┌──

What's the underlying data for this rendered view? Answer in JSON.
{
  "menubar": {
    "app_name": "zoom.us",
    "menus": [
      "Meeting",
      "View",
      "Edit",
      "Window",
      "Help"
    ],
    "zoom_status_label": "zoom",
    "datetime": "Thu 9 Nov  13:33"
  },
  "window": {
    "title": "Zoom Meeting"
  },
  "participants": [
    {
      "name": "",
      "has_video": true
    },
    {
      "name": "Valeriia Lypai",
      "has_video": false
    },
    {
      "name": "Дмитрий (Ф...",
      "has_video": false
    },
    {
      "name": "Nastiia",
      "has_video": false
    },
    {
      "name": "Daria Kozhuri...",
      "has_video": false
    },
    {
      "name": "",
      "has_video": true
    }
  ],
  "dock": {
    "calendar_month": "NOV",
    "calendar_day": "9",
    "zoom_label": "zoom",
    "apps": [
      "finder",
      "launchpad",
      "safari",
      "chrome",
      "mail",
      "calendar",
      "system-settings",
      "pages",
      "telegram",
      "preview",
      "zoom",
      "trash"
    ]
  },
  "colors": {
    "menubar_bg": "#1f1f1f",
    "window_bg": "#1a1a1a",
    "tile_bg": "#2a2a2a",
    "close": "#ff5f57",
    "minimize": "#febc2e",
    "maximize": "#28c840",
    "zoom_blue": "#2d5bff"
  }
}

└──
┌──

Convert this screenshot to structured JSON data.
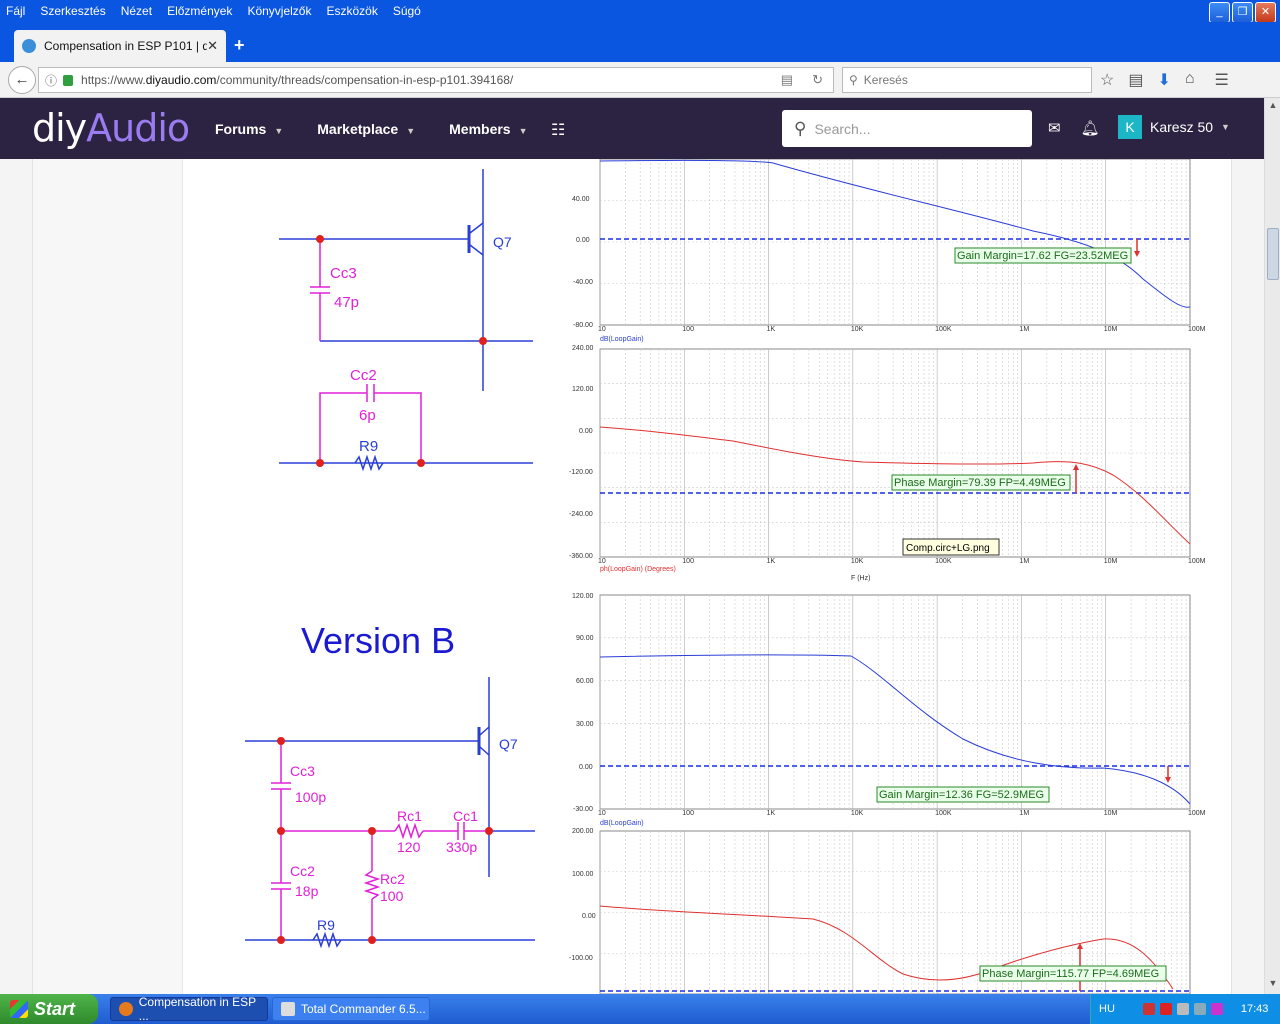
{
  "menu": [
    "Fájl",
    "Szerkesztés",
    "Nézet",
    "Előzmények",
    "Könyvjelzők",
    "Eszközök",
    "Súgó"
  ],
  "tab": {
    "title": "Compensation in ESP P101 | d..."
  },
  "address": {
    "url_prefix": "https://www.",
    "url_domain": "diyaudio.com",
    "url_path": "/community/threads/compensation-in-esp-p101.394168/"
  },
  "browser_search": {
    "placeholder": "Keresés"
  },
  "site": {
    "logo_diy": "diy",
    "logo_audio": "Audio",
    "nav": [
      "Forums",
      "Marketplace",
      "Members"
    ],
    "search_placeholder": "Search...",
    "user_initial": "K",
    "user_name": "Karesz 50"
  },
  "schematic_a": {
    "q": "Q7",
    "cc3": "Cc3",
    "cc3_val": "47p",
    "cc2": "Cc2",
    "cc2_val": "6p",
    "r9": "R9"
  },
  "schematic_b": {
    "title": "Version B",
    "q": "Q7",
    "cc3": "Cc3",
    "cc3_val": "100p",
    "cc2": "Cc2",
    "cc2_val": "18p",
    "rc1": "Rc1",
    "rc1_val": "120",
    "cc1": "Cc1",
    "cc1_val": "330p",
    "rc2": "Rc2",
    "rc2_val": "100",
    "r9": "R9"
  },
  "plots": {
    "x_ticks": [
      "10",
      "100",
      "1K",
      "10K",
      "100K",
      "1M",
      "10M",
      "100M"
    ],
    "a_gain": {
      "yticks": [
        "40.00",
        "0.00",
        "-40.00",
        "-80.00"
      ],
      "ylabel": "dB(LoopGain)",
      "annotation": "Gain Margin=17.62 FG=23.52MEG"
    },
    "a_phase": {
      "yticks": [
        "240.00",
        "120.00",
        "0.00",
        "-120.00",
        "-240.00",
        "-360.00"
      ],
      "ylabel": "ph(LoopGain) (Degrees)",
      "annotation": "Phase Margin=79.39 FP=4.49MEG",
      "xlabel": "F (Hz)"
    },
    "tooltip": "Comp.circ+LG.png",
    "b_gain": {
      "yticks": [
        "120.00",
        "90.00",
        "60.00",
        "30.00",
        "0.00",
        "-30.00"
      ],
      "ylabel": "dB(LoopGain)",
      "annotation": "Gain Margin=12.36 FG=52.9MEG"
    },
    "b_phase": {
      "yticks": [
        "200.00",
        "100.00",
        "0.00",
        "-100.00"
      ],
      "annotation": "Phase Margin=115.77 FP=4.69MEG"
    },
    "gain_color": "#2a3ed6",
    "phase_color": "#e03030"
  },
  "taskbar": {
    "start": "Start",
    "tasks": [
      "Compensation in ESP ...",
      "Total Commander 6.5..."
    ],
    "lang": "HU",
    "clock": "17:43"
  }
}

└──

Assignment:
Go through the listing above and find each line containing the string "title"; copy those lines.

Output below:
    "title": "Zoom Meeting"
    "title": "Compensation in ESP P101 | d..."
    "title": "Version B",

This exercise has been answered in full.